*Records to process*.
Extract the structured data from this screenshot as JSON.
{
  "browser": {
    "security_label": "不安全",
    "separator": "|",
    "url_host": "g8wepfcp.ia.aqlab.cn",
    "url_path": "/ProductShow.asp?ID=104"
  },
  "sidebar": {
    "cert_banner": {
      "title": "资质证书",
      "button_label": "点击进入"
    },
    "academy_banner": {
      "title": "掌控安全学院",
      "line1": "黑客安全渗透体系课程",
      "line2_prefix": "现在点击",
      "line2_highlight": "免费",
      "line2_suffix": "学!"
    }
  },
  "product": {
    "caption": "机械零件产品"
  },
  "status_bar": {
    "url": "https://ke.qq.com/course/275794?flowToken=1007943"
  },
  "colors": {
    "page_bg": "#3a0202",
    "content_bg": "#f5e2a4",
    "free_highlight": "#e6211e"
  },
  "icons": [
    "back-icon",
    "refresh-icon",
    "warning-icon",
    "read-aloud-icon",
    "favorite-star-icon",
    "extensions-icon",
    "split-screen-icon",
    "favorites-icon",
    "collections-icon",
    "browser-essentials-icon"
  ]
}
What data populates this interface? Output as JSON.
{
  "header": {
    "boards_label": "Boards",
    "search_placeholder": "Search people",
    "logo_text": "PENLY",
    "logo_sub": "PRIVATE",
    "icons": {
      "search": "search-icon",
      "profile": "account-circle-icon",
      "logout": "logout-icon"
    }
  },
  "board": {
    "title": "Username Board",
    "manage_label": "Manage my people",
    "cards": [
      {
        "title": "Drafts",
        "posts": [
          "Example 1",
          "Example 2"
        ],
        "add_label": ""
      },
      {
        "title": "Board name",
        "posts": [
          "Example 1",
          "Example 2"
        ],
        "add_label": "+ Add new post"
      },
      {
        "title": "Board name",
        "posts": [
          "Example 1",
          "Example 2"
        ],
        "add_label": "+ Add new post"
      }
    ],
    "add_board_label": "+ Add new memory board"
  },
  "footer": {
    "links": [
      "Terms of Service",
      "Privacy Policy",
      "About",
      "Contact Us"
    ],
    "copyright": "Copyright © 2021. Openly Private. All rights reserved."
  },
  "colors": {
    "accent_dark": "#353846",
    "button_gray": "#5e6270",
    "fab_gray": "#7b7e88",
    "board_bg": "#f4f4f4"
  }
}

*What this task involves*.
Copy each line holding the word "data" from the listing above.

*Final answer*.
Extract the structured data from this screenshot as JSON.
What data populates this interface? Output as JSON.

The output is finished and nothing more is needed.